Take the 2-minute tour ×
Mathematics Stack Exchange is a question and answer site for people studying math at any level and professionals in related fields. It's 100% free, no registration required.

Let $X,Y$ be noetherian connected schemes over an algebraically closed field $k$ and let $\overline{x},\overline{y}$ be geometric points on them. There is a canonical homomorphism

$\pi_1(X \times Y,(\overline{x},\overline{y})) \to \pi_1(X,\overline{x}) \times \pi_1(Y,\overline{y})$

This is known to be an isomorphism when $X$ or $Y$ is proper and geometrically integer. This follows from a more general exact sequence in $\pi_1$ related to a proper flat morphism with geometrically integer fibers.

Question 1. Is there a more direct proof of this isomorphism? The corresponding isomorphism in topology is trivial, is it really that difficult in algebraic geometry?

Question 2. Is the assumption on $X$ or $Y$ really needed? If yes, can you give an easy counterexample for the general case?

share|improve this question
    
The corresponding isomorphism in topology is only trivial if you define $\pi_1$ in terms of maps from the circle. If you define $\pi_1$ directly in terms of covering spaces, is it still trivial? –  Qiaochu Yuan Oct 11 '12 at 7:42
    
@Qiaochu: Which definition in terms of covering spaces do you mean? –  Martin Brandenburg Oct 12 '12 at 10:09

1 Answer 1

up vote 4 down vote accepted

The proof of the isomorphism is not so hard in SGA X.1.7.

A counterexample when none of $X, Y$ is proper is given in SGA X.1.10 with $X=Y$ equal to the affine line over a field of positive characteristic.

share|improve this answer

Your Answer

 
discard

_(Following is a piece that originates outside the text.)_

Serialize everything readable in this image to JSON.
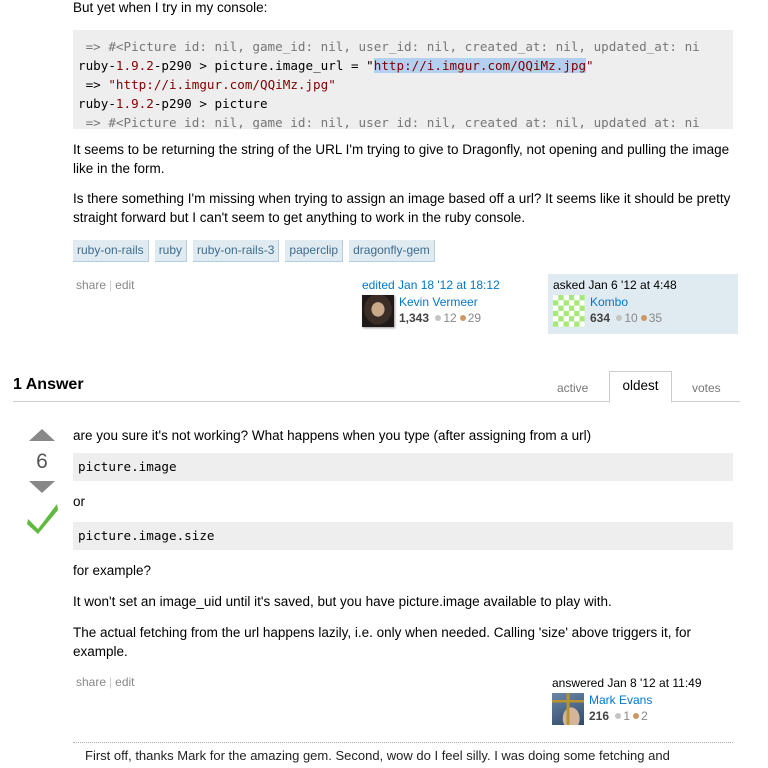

By posting your answer, you agree to the privacy policy and terms of service.

Not the answer you're looking for? Browse other questions tagged or ask your own question.